We weren’t planning on using DAPI since some of the patients may have auto-nuclear antibodies and thought this might limit our ability to detect this. But from what I’ve described do you still recommend that we don’t set the threshold on the green fluorescence and that we use a marker such as DAPI to set the threshold on another channel? We already know that a proportion of our cells won’t have any fluorescence, we want to know how brightly labelled the ones that do are? We also were not planning on setting ROIs, just after a mean measure of fluorescence intensity across one image for the serum samples.

regards Paul.


#6

Hi Paul,

So we have biochips that have HEK cells transfected with the NMDAR and so there should be relatively constant proportion of NMDAR+ HEK cells on each biochip

From one field to another, you can have more or less cells, and with various amount of expression (if they are transiently transfected with the expression vector. Or are you using a cell line selected for a stable expression?)

But we thought it would also be useful to set the threshold using the NMDAR positive control and apply that to the patient samples to get a measure of relative fluorescence intensity.

You should also consider having a negative control (what is the minimal level you can detect from background fluorescence / cells auto fluorescence)

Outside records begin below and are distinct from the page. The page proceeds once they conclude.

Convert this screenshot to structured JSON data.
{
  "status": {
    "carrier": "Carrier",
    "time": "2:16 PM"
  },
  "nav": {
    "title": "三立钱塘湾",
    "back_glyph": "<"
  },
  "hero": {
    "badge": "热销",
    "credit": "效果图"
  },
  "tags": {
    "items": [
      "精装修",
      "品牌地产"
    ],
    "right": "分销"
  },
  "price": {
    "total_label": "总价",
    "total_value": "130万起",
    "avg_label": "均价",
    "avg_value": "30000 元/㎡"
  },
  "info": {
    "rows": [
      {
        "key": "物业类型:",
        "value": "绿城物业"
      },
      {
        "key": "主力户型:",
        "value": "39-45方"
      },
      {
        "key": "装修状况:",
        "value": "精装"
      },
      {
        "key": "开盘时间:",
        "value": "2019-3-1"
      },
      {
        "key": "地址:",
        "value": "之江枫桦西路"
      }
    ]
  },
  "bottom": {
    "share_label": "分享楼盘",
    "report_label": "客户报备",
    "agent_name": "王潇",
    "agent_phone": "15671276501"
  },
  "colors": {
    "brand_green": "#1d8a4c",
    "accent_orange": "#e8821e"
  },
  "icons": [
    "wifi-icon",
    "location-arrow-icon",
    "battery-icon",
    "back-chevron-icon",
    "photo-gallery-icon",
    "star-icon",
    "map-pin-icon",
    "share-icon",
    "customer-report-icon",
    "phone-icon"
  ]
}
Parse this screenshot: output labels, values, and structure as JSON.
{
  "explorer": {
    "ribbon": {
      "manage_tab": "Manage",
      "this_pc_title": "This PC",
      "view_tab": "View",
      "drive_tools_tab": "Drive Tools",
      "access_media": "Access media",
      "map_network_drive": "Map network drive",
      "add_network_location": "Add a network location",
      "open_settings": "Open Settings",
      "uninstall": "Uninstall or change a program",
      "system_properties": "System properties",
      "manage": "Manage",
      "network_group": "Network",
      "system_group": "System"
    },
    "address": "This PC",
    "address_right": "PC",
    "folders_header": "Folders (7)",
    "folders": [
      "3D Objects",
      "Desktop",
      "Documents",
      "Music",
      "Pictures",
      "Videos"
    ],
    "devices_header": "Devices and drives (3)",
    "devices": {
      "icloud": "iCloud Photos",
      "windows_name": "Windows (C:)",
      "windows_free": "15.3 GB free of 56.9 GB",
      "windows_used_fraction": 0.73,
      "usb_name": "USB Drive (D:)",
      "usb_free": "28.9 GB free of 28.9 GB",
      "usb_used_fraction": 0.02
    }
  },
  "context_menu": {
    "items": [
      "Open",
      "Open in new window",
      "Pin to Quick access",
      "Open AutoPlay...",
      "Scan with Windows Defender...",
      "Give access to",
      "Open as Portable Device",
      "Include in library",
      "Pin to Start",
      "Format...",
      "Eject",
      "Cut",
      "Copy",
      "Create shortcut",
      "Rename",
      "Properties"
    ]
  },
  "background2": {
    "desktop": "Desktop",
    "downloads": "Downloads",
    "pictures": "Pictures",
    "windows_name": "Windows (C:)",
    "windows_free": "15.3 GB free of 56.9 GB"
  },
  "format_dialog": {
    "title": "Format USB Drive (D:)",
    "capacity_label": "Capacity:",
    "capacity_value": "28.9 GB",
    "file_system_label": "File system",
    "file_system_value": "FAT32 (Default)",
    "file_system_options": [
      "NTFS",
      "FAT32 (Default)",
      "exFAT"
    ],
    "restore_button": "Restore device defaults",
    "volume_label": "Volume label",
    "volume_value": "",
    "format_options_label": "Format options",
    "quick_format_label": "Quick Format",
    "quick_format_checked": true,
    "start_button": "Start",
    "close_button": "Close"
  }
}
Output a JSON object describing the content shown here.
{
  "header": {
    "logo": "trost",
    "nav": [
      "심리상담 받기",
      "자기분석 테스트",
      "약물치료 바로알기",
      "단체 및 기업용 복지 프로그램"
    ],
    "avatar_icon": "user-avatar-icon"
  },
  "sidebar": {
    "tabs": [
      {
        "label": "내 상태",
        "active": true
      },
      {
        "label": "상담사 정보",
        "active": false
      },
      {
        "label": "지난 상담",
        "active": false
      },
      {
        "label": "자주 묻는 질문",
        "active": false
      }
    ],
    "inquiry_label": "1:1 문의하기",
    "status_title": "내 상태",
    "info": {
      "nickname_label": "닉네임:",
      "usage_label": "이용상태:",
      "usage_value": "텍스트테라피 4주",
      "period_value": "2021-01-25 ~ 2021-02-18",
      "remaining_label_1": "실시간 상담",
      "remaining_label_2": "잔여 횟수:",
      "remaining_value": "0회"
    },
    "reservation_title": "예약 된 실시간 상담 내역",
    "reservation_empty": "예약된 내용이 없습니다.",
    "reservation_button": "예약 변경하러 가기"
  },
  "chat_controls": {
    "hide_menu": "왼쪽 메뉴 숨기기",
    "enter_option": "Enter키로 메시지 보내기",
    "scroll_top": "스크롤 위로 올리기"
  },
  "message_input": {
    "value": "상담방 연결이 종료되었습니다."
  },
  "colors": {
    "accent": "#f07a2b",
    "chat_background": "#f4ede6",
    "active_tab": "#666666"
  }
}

That way we could compare the patient samples back to control and gain a measure of how much fluorescence is there relative to the control.

So you plan to make a titration of your control? Diluting your antibodies and get a calibration curve?

We weren’t planning on using DAPI[…]

I don’t say you have to use DAPI. I recommend that you have another staining that allow you to perform your measurement accurately.
In your case, you could measure intensity of cells that express the NMDAR.
Is the protein expressed with a fluorescent protein tag? Or could you use a marker of successful transfection?

We already know that a proportion of our cells won’t have any fluorescence, we want to know how brightly labelled the ones that do are?

This exactly the bias, I tried to explain previously.

We also were not planning on setting ROIs, just after a mean measure of fluorescence intensity across one image for the serum samples.

Doing so, you will have variability in your results due to inhomogeneity of cells seeding and expression of the receptor.

I do not say you can’t do what you plan to do… it just that your test will be less accurate (having more false positive and/or false negative)

Best of luck!

Romain